Information given
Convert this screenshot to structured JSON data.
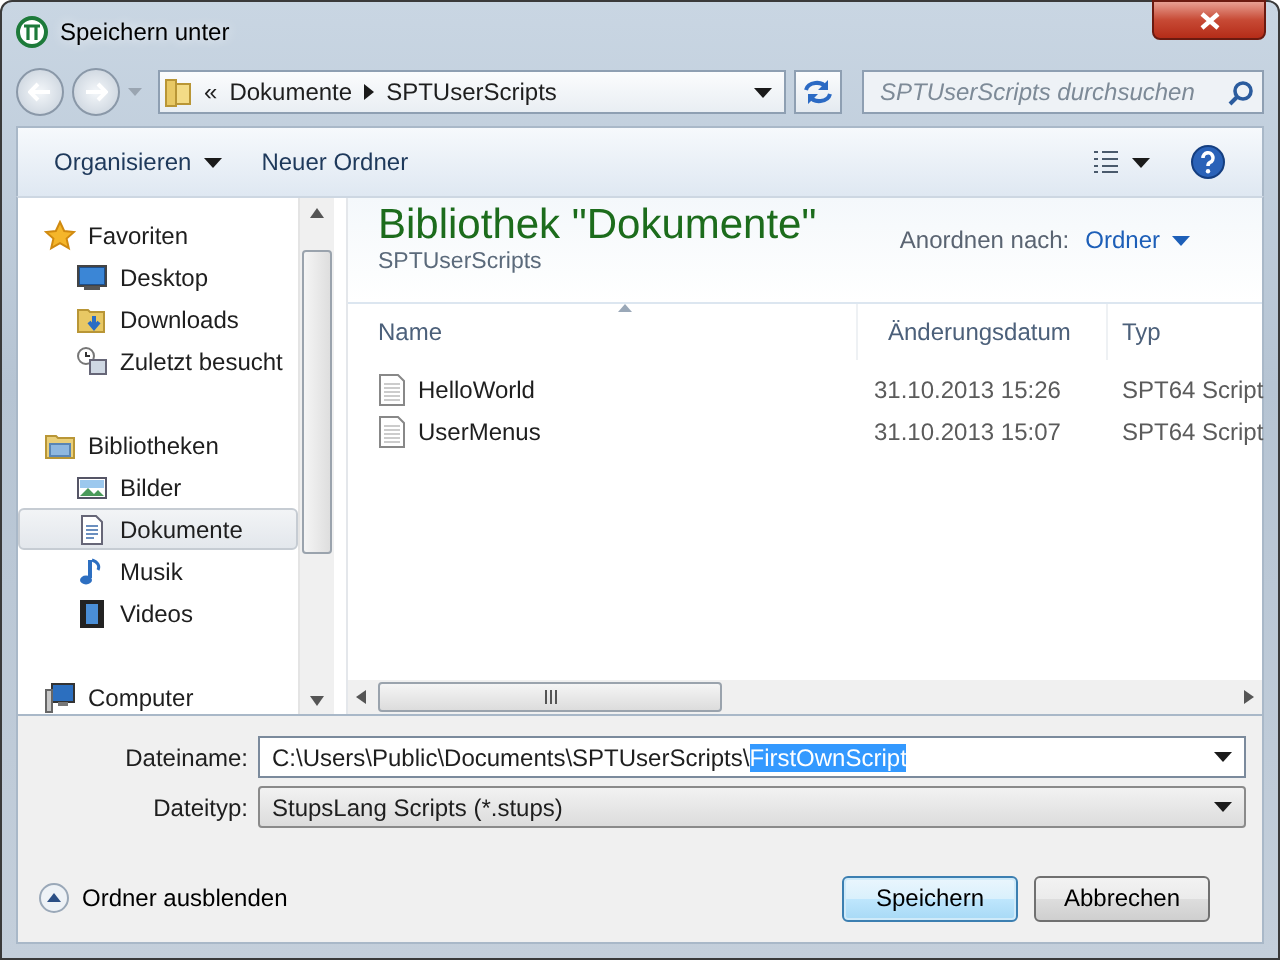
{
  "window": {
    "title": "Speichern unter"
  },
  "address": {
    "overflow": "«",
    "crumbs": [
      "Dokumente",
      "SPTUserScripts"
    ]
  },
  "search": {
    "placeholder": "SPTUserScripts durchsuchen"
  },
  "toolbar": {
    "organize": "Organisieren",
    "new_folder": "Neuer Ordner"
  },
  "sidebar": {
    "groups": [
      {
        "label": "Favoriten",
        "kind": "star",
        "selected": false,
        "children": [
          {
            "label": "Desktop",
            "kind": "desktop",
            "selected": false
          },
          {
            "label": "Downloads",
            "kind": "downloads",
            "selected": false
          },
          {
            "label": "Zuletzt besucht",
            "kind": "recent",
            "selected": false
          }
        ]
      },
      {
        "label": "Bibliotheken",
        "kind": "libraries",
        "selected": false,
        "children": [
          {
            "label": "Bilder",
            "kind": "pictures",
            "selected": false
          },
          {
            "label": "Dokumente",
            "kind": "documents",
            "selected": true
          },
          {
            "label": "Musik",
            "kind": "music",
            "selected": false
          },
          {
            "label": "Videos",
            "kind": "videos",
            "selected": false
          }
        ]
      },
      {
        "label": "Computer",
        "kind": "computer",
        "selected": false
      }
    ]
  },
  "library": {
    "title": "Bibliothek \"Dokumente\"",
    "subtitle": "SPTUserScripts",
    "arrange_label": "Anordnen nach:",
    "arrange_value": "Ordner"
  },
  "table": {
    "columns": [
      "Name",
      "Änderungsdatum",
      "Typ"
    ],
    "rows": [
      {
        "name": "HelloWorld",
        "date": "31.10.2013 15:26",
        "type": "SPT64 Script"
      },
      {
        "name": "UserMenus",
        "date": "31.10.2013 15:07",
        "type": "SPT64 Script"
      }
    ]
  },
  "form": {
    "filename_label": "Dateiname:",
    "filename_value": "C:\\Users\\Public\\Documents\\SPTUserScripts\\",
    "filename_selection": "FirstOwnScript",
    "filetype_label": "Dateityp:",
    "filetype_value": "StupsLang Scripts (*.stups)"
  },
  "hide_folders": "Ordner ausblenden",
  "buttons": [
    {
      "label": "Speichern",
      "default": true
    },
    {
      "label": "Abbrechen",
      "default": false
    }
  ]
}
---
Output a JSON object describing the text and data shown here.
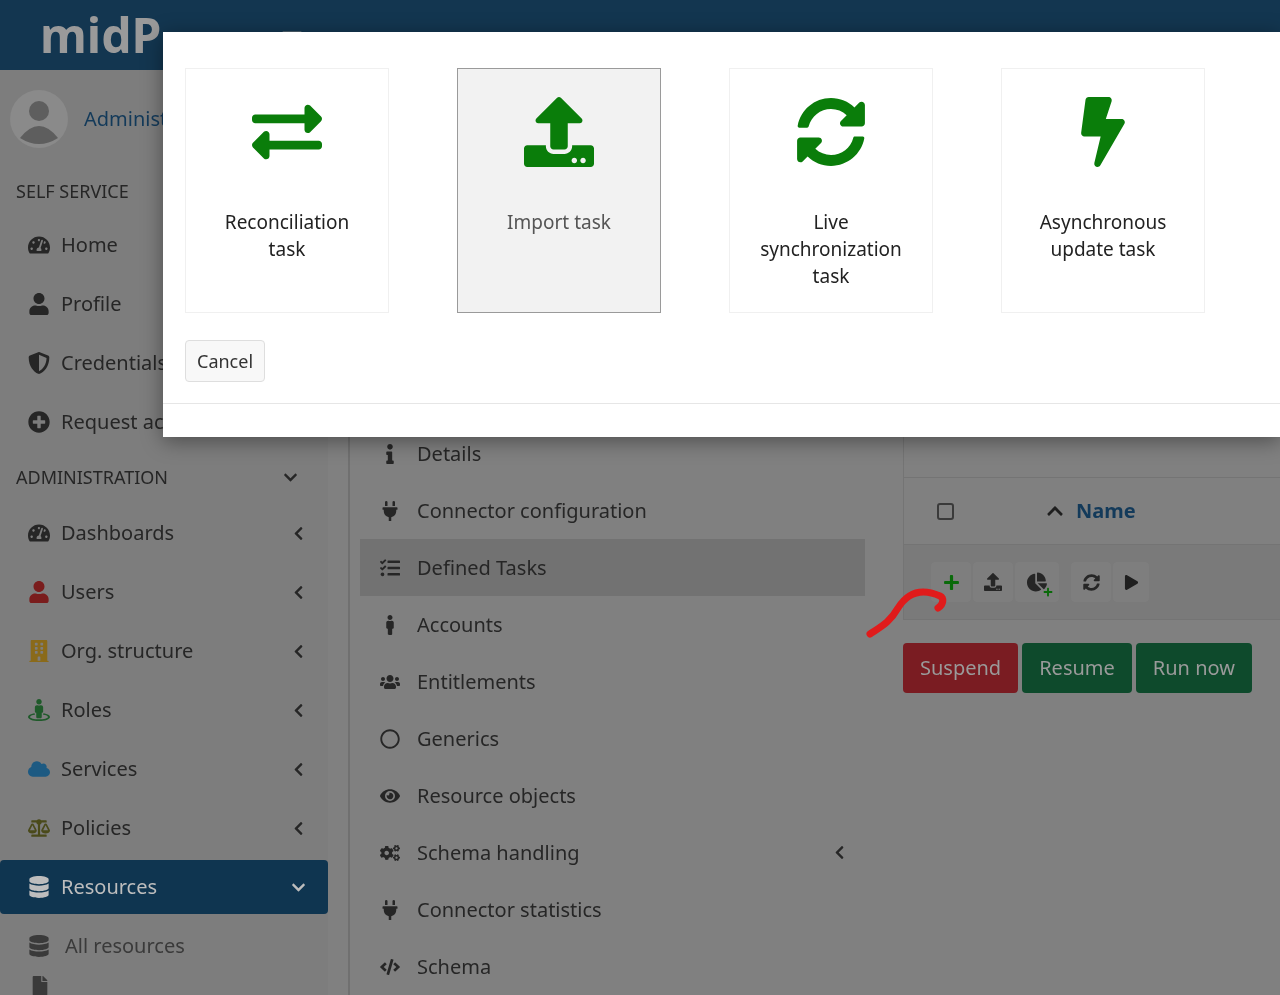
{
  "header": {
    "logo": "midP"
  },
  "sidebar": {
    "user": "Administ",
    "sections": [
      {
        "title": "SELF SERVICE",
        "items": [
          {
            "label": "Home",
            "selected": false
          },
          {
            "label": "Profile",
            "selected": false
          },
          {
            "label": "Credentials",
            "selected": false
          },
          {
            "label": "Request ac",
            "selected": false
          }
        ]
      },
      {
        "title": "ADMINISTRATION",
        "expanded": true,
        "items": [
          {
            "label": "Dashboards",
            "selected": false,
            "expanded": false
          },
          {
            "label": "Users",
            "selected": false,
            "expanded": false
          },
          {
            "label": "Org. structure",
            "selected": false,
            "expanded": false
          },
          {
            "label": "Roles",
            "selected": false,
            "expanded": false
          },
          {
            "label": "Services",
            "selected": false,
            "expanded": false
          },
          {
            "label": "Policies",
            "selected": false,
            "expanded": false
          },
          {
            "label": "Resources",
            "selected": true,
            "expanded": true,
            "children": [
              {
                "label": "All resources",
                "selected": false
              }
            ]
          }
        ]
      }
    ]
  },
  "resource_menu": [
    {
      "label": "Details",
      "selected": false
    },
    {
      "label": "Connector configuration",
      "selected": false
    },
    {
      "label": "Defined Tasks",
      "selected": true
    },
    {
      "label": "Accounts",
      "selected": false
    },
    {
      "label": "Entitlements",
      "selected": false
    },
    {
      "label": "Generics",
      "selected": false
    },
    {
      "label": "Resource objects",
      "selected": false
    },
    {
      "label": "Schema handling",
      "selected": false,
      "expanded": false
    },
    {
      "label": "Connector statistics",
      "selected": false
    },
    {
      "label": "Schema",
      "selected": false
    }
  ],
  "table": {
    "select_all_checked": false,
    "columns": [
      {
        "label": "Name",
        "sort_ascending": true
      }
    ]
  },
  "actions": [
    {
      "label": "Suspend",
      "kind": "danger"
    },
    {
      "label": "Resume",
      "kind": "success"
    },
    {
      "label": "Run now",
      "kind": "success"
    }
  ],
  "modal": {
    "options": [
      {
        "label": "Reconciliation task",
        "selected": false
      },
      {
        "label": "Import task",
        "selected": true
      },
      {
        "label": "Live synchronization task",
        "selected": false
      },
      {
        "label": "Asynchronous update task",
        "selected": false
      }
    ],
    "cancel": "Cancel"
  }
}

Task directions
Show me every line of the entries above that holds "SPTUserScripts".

Answer area
      "SPTUserScripts"
    "placeholder": "SPTUserScripts durchsuchen"
    "subtitle": "SPTUserScripts",
    "filename_value": "C:\\Users\\Public\\Documents\\SPTUserScripts\\",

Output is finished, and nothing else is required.